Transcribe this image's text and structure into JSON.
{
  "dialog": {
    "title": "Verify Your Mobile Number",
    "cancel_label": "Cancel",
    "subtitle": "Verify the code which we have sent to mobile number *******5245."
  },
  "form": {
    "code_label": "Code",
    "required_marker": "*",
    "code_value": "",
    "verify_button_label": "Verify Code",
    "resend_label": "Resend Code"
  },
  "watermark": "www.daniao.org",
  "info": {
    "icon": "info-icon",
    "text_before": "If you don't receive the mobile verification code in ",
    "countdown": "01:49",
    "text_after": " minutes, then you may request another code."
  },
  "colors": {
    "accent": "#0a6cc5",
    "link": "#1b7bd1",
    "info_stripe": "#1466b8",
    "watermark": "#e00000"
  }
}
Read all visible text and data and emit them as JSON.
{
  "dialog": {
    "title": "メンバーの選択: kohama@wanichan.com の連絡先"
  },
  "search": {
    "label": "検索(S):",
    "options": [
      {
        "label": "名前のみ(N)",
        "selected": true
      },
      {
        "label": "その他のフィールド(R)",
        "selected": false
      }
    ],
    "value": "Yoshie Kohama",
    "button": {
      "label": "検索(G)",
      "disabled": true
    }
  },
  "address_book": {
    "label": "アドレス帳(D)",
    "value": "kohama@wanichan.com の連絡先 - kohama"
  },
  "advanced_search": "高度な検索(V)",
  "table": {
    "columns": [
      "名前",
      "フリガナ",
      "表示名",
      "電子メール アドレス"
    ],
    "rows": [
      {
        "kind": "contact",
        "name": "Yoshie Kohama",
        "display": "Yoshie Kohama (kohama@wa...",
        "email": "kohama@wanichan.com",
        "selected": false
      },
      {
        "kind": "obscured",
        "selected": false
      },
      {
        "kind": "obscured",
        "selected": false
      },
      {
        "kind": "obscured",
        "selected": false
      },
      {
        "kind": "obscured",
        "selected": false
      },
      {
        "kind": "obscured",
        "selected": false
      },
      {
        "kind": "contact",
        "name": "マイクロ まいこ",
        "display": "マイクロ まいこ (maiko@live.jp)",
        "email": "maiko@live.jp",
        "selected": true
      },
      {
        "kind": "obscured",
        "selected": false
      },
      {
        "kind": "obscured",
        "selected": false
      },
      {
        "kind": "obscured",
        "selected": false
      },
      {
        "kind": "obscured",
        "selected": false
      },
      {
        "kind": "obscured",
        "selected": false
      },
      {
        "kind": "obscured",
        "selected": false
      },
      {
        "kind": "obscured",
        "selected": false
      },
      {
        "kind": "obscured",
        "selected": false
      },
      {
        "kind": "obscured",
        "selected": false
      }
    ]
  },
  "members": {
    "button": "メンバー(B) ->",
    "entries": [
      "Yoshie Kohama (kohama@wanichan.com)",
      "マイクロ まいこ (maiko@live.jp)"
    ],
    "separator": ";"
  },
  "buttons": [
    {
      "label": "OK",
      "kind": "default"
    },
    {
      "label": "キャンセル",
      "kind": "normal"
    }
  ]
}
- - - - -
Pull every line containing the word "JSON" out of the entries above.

Transcribe this image's text and structure into JSON.
Read all visible text and data and emit them as JSON.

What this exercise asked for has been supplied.